First Lady Michelle Obama arrives in South Africa Monday, the start of her week-long official visit. The trip will be both good-will tour and cultural journey. Mrs. Obama will visit South Africa and Botswana, where she will meet with women's groups and speak to youth organizations.
During the six day trip, the First Lady will talk about the importance of education and youth leadership, as well as meet with other current and former first ladies, such as South African President Jacob Zuma's wife Nompumelelo Ntuli-Zuma and Nelson Mandela's wife Graca Machel.
The trip is a continuation of Mrs. Obama's work to engage young people, especially girls and young women, at home and abroad, the White House said.
She will also visit Robben Island, where former President Nelson Mandela was imprisoned for 18 years. Mrs. Obama will also safari in neighboring Botswana. Also on the itinerary are visits with Archbishop Desmond Tutu, a tour of last summer's World Cup grounds and community service activities.

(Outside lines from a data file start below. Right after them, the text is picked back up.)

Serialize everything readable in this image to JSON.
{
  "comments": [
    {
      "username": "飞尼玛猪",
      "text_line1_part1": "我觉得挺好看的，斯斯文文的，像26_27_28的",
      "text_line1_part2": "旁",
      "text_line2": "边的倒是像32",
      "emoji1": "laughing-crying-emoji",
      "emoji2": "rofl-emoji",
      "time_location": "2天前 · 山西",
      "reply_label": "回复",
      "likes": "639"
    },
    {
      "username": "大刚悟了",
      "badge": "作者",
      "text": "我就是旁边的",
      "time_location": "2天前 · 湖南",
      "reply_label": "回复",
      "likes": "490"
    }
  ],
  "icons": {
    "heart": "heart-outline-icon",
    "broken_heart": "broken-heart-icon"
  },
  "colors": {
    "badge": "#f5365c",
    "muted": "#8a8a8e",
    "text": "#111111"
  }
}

But running under the friendly, diplomatic tide of the trip is a taut political current. Unrest on the African continent recently has strained the relationship between the US and South Africa. President Jacob Zuma has called for NATO to ends its campaign in Libya and has maintained a blurry stance on the election situation in the Ivory Coast.
Mrs. Obama's visit could be seen a symbolic hand-shake between the United States and South Africa.

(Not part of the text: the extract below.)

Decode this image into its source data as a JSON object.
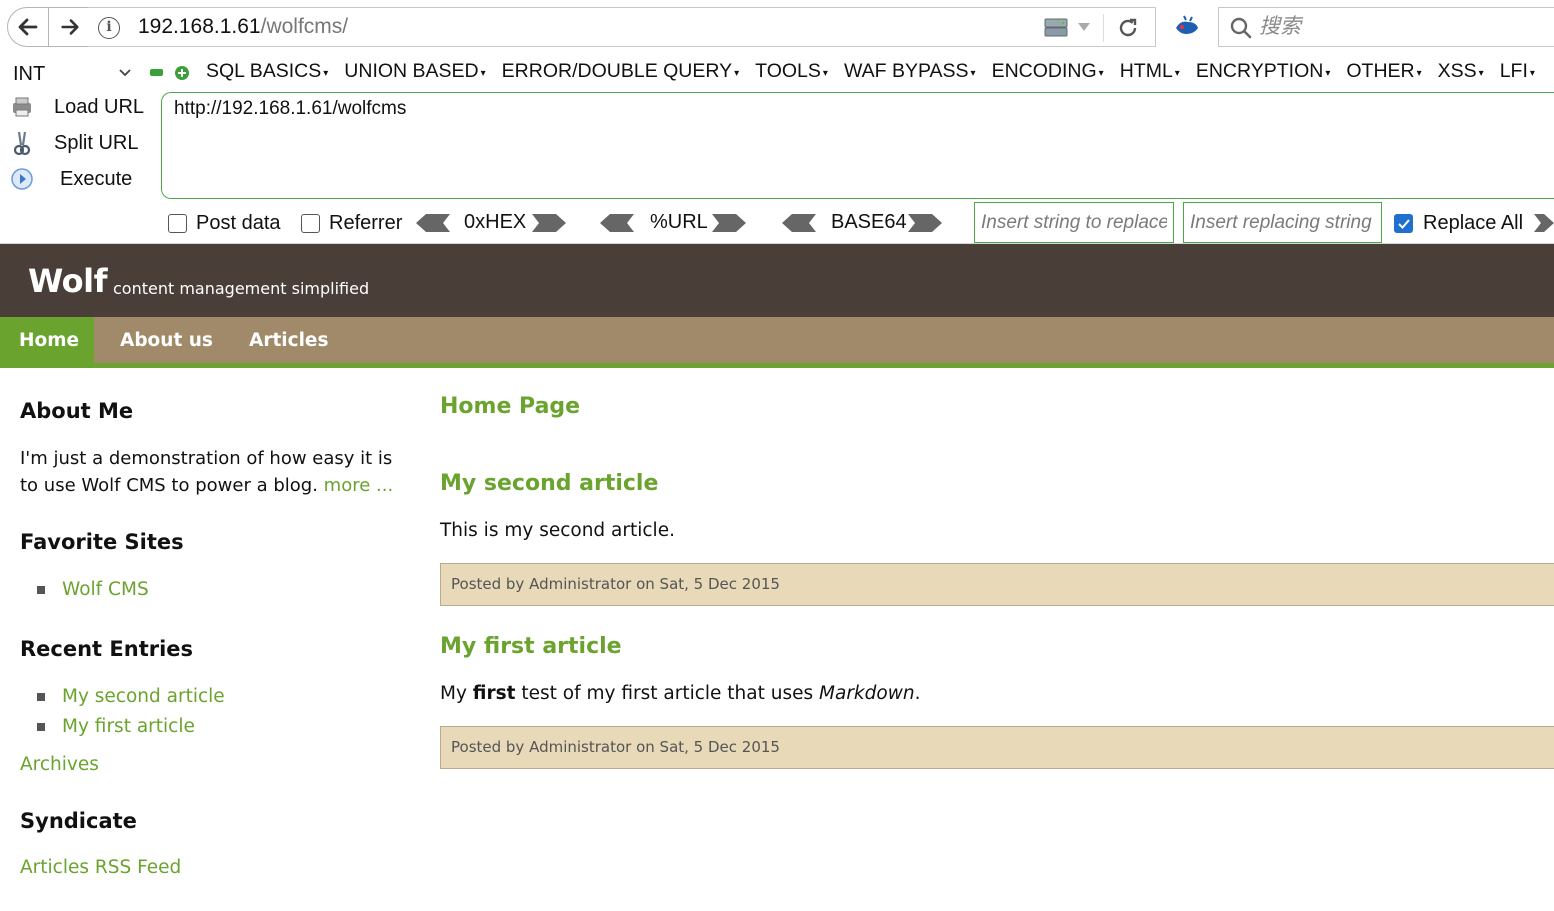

This visit is a political exercise as much as it is a public relations exercise, Chris Landsberg, a politics professor at the University of Johannesburg, told The Wall Street Journal. I wouldn't be surprised if she didn't send some key messages to South Africa's decision-makers from her husband.
The first lady will be accompanied by her daughters, Sasha and Malia, her mother Marian Robinson, and her niece and nephew, Leslie and Avery Robinson.